South Africa's Mining Charter III Puts Survival of Junior Miners at Risk

Mining and Exploration
05/02/2019 12:51

South Africa's Mining Charter III "heaps more pain on South Africa’s alluvial diamond producers who already face enormous cost burdens and high risks," writes Gert van Niekerk, Chairman of the South African Diamond Producer’s Organisation in a recent opinion peice in Mining Review Africa. He argues that Mining Charter III (short for the Broad-Based Black Economic Empowerment (BEE) Charter for the South African Mining and Minerals Industry, adopted in late September 2018), severely undermines the ability of junior diamond miners to maintain a viable business by taking a 'one-size-fits-all' approach to minerals policy by regulators. Without changes to the policy, the very survival of the remaining small and Junior diamond miners is at risk.
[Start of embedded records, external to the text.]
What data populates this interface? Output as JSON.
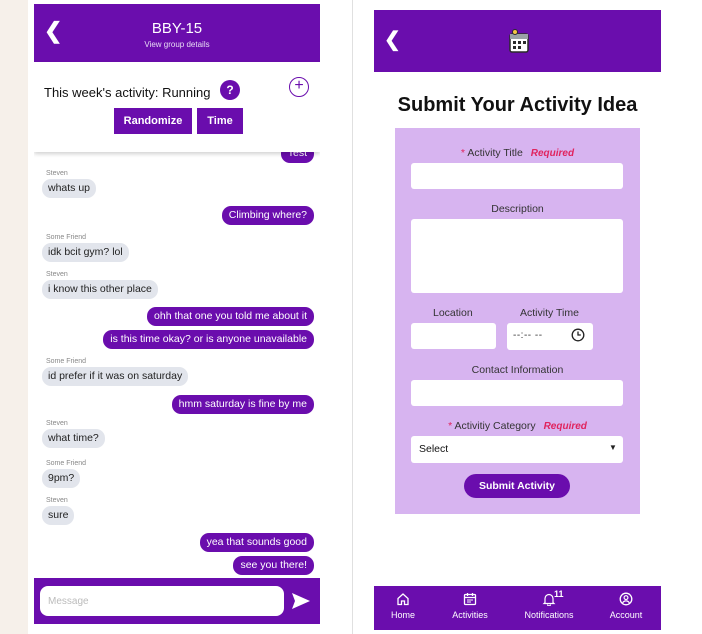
{
  "chat": {
    "group_name": "BBY-15",
    "view_details": "View group details",
    "activity_text": "This week's activity: Running",
    "help_badge": "?",
    "add_glyph": "+",
    "randomize_label": "Randomize",
    "time_label": "Time",
    "input_placeholder": "Message",
    "messages": [
      {
        "sender": "",
        "text": "Test",
        "outgoing": true
      },
      {
        "sender": "Steven",
        "text": "whats up",
        "outgoing": false
      },
      {
        "sender": "",
        "text": "Climbing where?",
        "outgoing": true
      },
      {
        "sender": "Some Friend",
        "text": "idk bcit gym? lol",
        "outgoing": false
      },
      {
        "sender": "Steven",
        "text": "i know this other place",
        "outgoing": false
      },
      {
        "sender": "",
        "text": "ohh that one you told me about it",
        "outgoing": true
      },
      {
        "sender": "",
        "text": "is this time okay? or is anyone unavailable",
        "outgoing": true
      },
      {
        "sender": "Some Friend",
        "text": "id prefer if it was on saturday",
        "outgoing": false
      },
      {
        "sender": "",
        "text": "hmm saturday is fine by me",
        "outgoing": true
      },
      {
        "sender": "Steven",
        "text": "what time?",
        "outgoing": false
      },
      {
        "sender": "Some Friend",
        "text": "9pm?",
        "outgoing": false
      },
      {
        "sender": "Steven",
        "text": "sure",
        "outgoing": false
      },
      {
        "sender": "",
        "text": "yea that sounds good",
        "outgoing": true
      },
      {
        "sender": "",
        "text": "see you there!",
        "outgoing": true
      }
    ]
  },
  "submit": {
    "title": "Submit Your Activity Idea",
    "star": "*",
    "required_text": "Required",
    "activity_title_label": "Activity Title",
    "description_label": "Description",
    "location_label": "Location",
    "activity_time_label": "Activity Time",
    "time_value": "--:-- --",
    "contact_label": "Contact Information",
    "category_label": "Activitiy Category",
    "category_value": "Select",
    "submit_label": "Submit Activity"
  },
  "nav": {
    "items": [
      {
        "label": "Home",
        "icon": "home-icon"
      },
      {
        "label": "Activities",
        "icon": "calendar-icon"
      },
      {
        "label": "Notifications",
        "icon": "bell-icon"
      },
      {
        "label": "Account",
        "icon": "account-icon"
      }
    ],
    "notification_count": "11"
  },
  "colors": {
    "brand_purple": "#6a0dad",
    "form_lavender": "#d7b4f0",
    "incoming_bubble": "#e2e5ec",
    "required_red": "#e0245e"
  }
}
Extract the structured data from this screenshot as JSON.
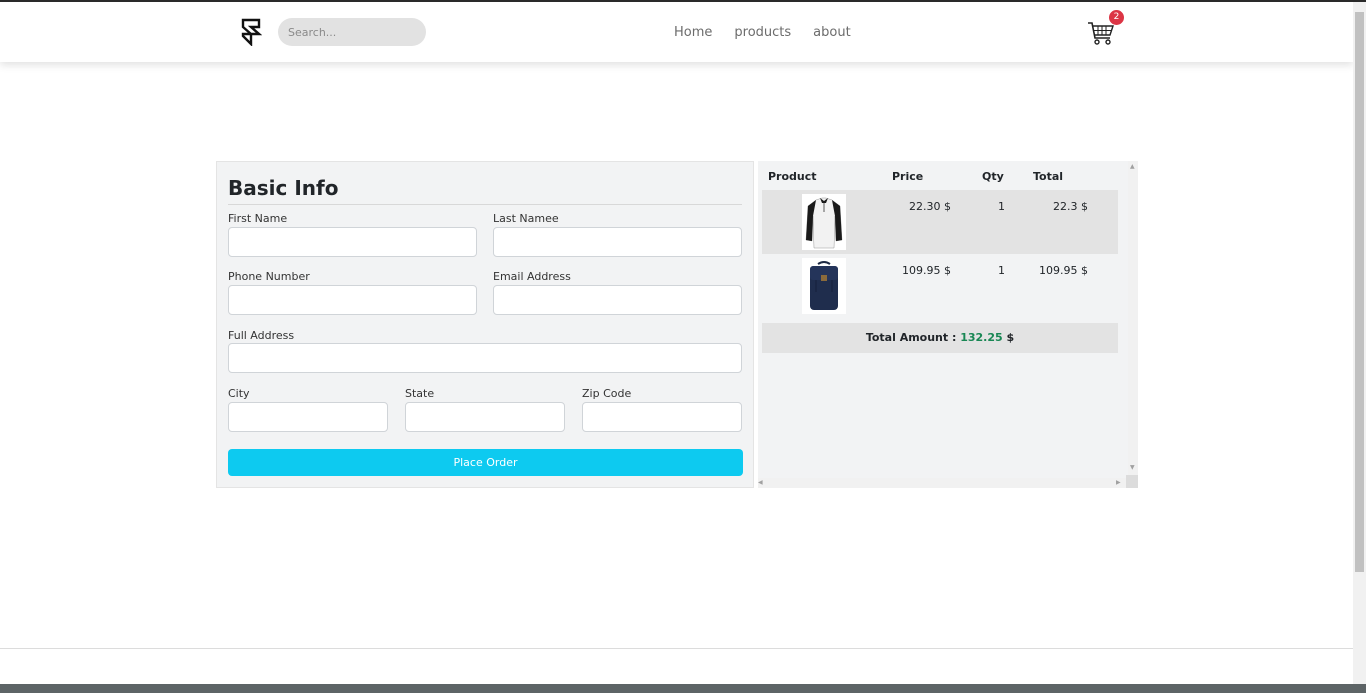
{
  "nav": {
    "search_placeholder": "Search...",
    "links": [
      "Home",
      "products",
      "about"
    ],
    "cart_count": "2",
    "logo_icon": "framer-logo-icon",
    "cart_icon": "shopping-cart-icon"
  },
  "form": {
    "title": "Basic Info",
    "first_name_label": "First Name",
    "last_name_label": "Last Namee",
    "phone_label": "Phone Number",
    "email_label": "Email Address",
    "address_label": "Full Address",
    "city_label": "City",
    "state_label": "State",
    "zip_label": "Zip Code",
    "submit_label": "Place Order"
  },
  "cart": {
    "headers": [
      "Product",
      "Price",
      "Qty",
      "Total"
    ],
    "items": [
      {
        "image": "shirt-image",
        "price": "22.30 $",
        "qty": "1",
        "total": "22.3 $"
      },
      {
        "image": "backpack-image",
        "price": "109.95 $",
        "qty": "1",
        "total": "109.95 $"
      }
    ],
    "total_label": "Total Amount :",
    "total_value": "132.25",
    "total_currency": "$"
  },
  "colors": {
    "accent": "#0dcaf0",
    "badge": "#dc3545",
    "total_green": "#198754"
  }
}
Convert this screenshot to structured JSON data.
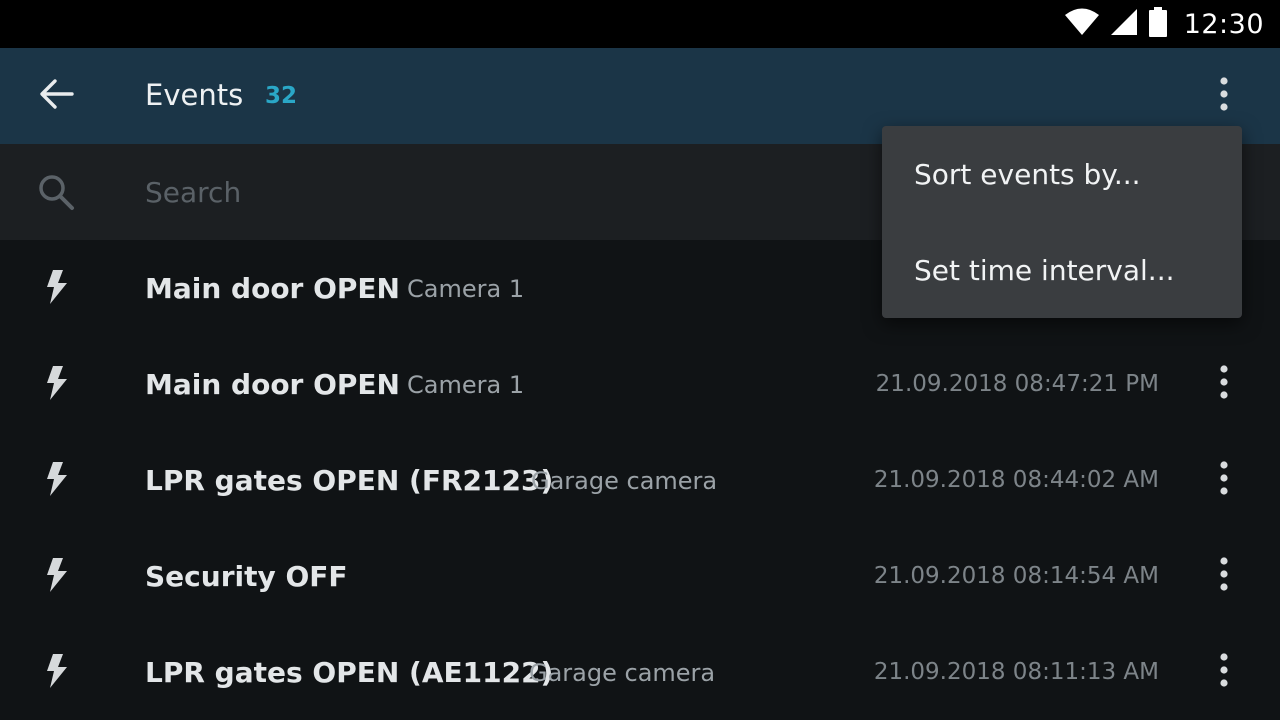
{
  "status_bar": {
    "time": "12:30",
    "icons": [
      "wifi-icon",
      "signal-icon",
      "battery-icon"
    ]
  },
  "app_bar": {
    "title": "Events",
    "count": "32",
    "back_icon": "arrow-back-icon",
    "overflow_icon": "more-vertical-icon"
  },
  "search": {
    "placeholder": "Search",
    "value": "",
    "icon": "search-icon"
  },
  "colors": {
    "app_bar_bg": "#1b3547",
    "accent": "#2aa7c7",
    "list_bg": "#101315",
    "menu_bg": "#3a3d40"
  },
  "events": [
    {
      "icon": "lightning-icon",
      "title": "Main door OPEN",
      "camera": "Camera 1",
      "time": ""
    },
    {
      "icon": "lightning-icon",
      "title": "Main door OPEN",
      "camera": "Camera 1",
      "time": "21.09.2018 08:47:21 PM"
    },
    {
      "icon": "lightning-icon",
      "title": "LPR gates OPEN (FR2123)",
      "camera": "Garage camera",
      "time": "21.09.2018 08:44:02 AM"
    },
    {
      "icon": "lightning-icon",
      "title": "Security OFF",
      "camera": "",
      "time": "21.09.2018 08:14:54 AM"
    },
    {
      "icon": "lightning-icon",
      "title": "LPR gates OPEN (AE1122)",
      "camera": "Garage camera",
      "time": "21.09.2018 08:11:13 AM"
    }
  ],
  "menu": {
    "items": [
      {
        "label": "Sort events by..."
      },
      {
        "label": "Set time interval..."
      }
    ]
  }
}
What remains of that sector is but a shadow of its former scale, but is still a crucial sector. "It is the primary employer in remote rural areas in which alluvial diamond mining is conducted, and where existing unemployment levels are estimated to be as high as 80%," Niekerk explains. However, "The alluvial diamond mining industry has experienced steady decline since 2004 when the Mineral and Petroleum Resources Development Act (MPRDA) was implemented. At the time of the implementation of the MRDPA, there were 2,000 diamond miners employing some 25,000 people. Today that figure has plummeted to 180 small mining operators and a massacre of employment numbers to around 5,000." Prospecting right applications, largely made by entrepreneurs, local private operators and farmers, in the Northern Cape where the bulk of alluvial diamond mining takes place have fallen by 61% since 2013, leading to the growth of illegal operations. "Much of this on the back of ill-considered policy."

Mining Charter III, he writes, will precipitate further drastic decline of South Africa’s entrepreneurial miners and job losses in vulnerable rural communities. The policy overlooks the cost constraints and economic plight of junior diamond operators that cannot cover the additional burden of costly BEE deals, more onerous compliance requirements, unrealistic procurement obligations, enterprise development and employment equity by simply raising selling prices. He says the requirements of Mining Charter III and the recently tabled Implementation Guidelines (Dec 2018), aside from being impractical from a situational perspective, will further increase operating costs of mining operations, unsustainably so for junior operations. 

"The inevitable outcome will be the shutdown of operations and retrenchments in rural areas where there simply are no other prospects of decent employment. The downstream impact," he adds, "will also be significant – diamond traders, cutting and polishing industries, jewellery manufacturing and retail sales into global markets will be severely impacted. The collapse of entrepreneurial businesses that have been shut out of the large mining industry will be disastrous."

Niekerk concludes that the alluvial diamond industry "stands ready to be a driver of transformation and an incubator of black-owned and operated entrepreneurial mining businesses – but only if Mining Charter III policy makers recognise the fatal pitfalls of applying a ‘one-size fits all’ approach designed for a handful of large publicly-owned companies, to an industry dominated by small, privately-funded, entrepreneurial mining businesses. There is an urgent need for consultation between Government and the Junior mining industry to agree on amendments to Mining Charter III that will enhance and promote transformation and empowerment in the industry, and at the same time ensure that the Junior sector is able to survive and continue to play the vital role in SA’s broader minerals industry."